Hall Of Famer Passes

Chuck ’Feets’ Minert: Prolific Racer

AMA Motorcycle Hall of Famer Chuck “Feets” Minert, one of the best off-road racers in America during the 1950s, passed away Sept. 24. He was 85.

Mr. Minert excelled in all types of motorcycle racing, from speedway to trials, from desert racing to scrambles, and later, in motocross. Mr. Minert rode a factory-backed BSA for much of his racing career and was loyal to the British brand long after the bikes were past their competitive prime.

“It’s a sad day for motorcycling,” says fellow Hall of Famer Tom White. “We have lost a great friend, a tough competitor and a true champion.”

Mr. Minert rode all of the famous races of his era, such as the Big Bear and Greenhorn Enduros, the Cactus Derby and the Elsinore, Hopetown and Catalina Grand Prix. It was at Catalina in 1956 where he earned the biggest win of his career.

In the early 1970s, Mr. Minert, then over 40, remained a leading American rider in West Coast Trans-AMA races. He was one of the few riders to score national points in both Trans-AMA Motocross and AMA Grand National races.

While he eventually quit racing nationals, Mr. Minert never totally retired from racing. He continued competing into his 80s. He was inducted into the AMA Motorcycle Hall of Fame in 1999.

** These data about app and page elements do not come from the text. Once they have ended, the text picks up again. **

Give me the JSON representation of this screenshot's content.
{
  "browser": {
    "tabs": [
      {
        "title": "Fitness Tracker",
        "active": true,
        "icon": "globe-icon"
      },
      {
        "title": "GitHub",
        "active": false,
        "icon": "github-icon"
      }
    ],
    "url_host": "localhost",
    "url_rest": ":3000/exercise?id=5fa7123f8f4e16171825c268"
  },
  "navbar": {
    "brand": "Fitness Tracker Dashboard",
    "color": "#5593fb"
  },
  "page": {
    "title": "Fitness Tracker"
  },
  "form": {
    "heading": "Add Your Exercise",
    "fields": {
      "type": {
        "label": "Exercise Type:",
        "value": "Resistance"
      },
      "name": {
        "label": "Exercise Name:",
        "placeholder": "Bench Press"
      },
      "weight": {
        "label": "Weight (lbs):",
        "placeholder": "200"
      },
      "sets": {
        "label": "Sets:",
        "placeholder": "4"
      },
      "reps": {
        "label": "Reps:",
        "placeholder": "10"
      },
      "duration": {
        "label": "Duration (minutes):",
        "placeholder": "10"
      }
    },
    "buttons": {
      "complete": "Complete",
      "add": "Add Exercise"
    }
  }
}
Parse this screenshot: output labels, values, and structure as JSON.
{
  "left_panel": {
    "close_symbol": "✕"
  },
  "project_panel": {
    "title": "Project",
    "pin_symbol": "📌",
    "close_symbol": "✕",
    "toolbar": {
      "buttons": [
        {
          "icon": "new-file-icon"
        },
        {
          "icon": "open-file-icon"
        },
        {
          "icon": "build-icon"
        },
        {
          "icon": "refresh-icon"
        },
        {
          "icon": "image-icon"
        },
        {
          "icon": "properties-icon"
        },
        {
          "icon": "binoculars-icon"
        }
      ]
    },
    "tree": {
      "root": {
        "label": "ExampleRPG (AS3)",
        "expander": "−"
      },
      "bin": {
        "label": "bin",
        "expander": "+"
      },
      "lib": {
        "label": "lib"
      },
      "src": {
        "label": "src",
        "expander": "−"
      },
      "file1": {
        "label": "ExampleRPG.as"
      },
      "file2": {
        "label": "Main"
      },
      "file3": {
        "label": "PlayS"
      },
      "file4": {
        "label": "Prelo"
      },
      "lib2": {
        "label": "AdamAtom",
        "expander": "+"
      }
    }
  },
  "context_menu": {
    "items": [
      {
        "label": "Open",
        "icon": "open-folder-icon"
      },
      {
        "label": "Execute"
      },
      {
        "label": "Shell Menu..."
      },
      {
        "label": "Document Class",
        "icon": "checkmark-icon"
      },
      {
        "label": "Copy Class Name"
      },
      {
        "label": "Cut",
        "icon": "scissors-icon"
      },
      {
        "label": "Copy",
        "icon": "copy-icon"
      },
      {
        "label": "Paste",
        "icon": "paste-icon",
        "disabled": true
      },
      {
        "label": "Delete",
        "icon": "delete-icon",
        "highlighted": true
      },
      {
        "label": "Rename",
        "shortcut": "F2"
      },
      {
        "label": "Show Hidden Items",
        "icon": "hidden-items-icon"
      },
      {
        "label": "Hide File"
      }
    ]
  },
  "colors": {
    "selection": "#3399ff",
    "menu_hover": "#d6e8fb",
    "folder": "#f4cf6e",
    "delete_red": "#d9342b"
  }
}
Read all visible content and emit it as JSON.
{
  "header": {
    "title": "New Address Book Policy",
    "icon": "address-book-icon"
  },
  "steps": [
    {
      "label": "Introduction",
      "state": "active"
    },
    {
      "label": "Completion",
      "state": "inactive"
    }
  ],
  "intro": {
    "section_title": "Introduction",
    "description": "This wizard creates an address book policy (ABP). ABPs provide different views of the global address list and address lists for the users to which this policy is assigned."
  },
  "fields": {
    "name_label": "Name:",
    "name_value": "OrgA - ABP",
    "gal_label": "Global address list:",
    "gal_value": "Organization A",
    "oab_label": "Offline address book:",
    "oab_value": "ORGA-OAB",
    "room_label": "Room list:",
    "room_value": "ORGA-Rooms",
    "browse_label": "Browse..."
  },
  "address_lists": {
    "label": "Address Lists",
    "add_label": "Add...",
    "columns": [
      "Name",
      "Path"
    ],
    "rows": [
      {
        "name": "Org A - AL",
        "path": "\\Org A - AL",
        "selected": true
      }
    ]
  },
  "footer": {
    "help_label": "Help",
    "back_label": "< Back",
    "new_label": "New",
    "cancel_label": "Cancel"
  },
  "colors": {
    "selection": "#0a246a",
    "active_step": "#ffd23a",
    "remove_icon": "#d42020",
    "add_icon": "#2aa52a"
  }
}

Mr. Minert is survived by his wife, Gloria, daughters, Linda and Glen, grandson John, and son-in-law Wayne.